■ **TASK BRIEF**:
The response should consist of the data reproduced word for word.

START DATA

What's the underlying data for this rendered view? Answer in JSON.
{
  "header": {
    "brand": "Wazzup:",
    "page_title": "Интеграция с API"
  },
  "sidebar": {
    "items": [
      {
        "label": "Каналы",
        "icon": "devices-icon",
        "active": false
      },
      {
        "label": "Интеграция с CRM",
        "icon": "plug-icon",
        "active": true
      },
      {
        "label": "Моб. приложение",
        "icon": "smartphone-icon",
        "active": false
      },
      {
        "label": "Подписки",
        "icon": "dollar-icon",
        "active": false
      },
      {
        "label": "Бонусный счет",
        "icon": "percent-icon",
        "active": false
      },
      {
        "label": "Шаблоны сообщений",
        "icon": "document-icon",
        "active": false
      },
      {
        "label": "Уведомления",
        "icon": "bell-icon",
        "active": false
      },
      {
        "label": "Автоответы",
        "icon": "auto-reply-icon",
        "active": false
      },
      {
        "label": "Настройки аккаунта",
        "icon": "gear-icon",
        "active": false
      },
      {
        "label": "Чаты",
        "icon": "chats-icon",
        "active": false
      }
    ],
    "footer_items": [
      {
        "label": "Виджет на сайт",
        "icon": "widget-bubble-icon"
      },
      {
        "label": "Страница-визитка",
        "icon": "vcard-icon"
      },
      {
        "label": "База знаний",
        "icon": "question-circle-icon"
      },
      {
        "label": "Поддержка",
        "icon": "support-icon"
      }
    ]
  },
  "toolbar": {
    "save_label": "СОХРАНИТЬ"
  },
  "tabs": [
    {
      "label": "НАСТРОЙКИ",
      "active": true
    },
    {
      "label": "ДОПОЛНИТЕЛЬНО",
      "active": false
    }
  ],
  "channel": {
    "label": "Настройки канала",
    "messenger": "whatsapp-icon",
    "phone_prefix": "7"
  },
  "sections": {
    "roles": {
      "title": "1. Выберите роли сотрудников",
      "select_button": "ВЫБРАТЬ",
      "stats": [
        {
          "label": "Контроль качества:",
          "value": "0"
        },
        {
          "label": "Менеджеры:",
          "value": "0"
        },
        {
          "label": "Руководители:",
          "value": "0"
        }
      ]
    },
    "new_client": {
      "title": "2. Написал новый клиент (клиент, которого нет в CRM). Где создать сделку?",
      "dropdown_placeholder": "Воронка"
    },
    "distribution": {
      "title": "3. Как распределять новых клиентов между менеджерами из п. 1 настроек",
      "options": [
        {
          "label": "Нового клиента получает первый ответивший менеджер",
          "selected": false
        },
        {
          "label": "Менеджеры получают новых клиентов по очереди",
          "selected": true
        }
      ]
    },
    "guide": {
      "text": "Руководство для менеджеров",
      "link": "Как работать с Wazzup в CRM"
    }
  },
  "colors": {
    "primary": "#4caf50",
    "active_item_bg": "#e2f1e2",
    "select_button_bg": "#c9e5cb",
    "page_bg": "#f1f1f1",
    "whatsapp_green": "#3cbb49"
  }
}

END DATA

■ **TASK SOLUTION**:
What's the underlying data for this rendered view? Answer in JSON.
{
  "header": {
    "brand": "Wazzup:",
    "page_title": "Интеграция с API"
  },
  "sidebar": {
    "items": [
      {
        "label": "Каналы",
        "icon": "devices-icon",
        "active": false
      },
      {
        "label": "Интеграция с CRM",
        "icon": "plug-icon",
        "active": true
      },
      {
        "label": "Моб. приложение",
        "icon": "smartphone-icon",
        "active": false
      },
      {
        "label": "Подписки",
        "icon": "dollar-icon",
        "active": false
      },
      {
        "label": "Бонусный счет",
        "icon": "percent-icon",
        "active": false
      },
      {
        "label": "Шаблоны сообщений",
        "icon": "document-icon",
        "active": false
      },
      {
        "label": "Уведомления",
        "icon": "bell-icon",
        "active": false
      },
      {
        "label": "Автоответы",
        "icon": "auto-reply-icon",
        "active": false
      },
      {
        "label": "Настройки аккаунта",
        "icon": "gear-icon",
        "active": false
      },
      {
        "label": "Чаты",
        "icon": "chats-icon",
        "active": false
      }
    ],
    "footer_items": [
      {
        "label": "Виджет на сайт",
        "icon": "widget-bubble-icon"
      },
      {
        "label": "Страница-визитка",
        "icon": "vcard-icon"
      },
      {
        "label": "База знаний",
        "icon": "question-circle-icon"
      },
      {
        "label": "Поддержка",
        "icon": "support-icon"
      }
    ]
  },
  "toolbar": {
    "save_label": "СОХРАНИТЬ"
  },
  "tabs": [
    {
      "label": "НАСТРОЙКИ",
      "active": true
    },
    {
      "label": "ДОПОЛНИТЕЛЬНО",
      "active": false
    }
  ],
  "channel": {
    "label": "Настройки канала",
    "messenger": "whatsapp-icon",
    "phone_prefix": "7"
  },
  "sections": {
    "roles": {
      "title": "1. Выберите роли сотрудников",
      "select_button": "ВЫБРАТЬ",
      "stats": [
        {
          "label": "Контроль качества:",
          "value": "0"
        },
        {
          "label": "Менеджеры:",
          "value": "0"
        },
        {
          "label": "Руководители:",
          "value": "0"
        }
      ]
    },
    "new_client": {
      "title": "2. Написал новый клиент (клиент, которого нет в CRM). Где создать сделку?",
      "dropdown_placeholder": "Воронка"
    },
    "distribution": {
      "title": "3. Как распределять новых клиентов между менеджерами из п. 1 настроек",
      "options": [
        {
          "label": "Нового клиента получает первый ответивший менеджер",
          "selected": false
        },
        {
          "label": "Менеджеры получают новых клиентов по очереди",
          "selected": true
        }
      ]
    },
    "guide": {
      "text": "Руководство для менеджеров",
      "link": "Как работать с Wazzup в CRM"
    }
  },
  "colors": {
    "primary": "#4caf50",
    "active_item_bg": "#e2f1e2",
    "select_button_bg": "#c9e5cb",
    "page_bg": "#f1f1f1",
    "whatsapp_green": "#3cbb49"
  }
}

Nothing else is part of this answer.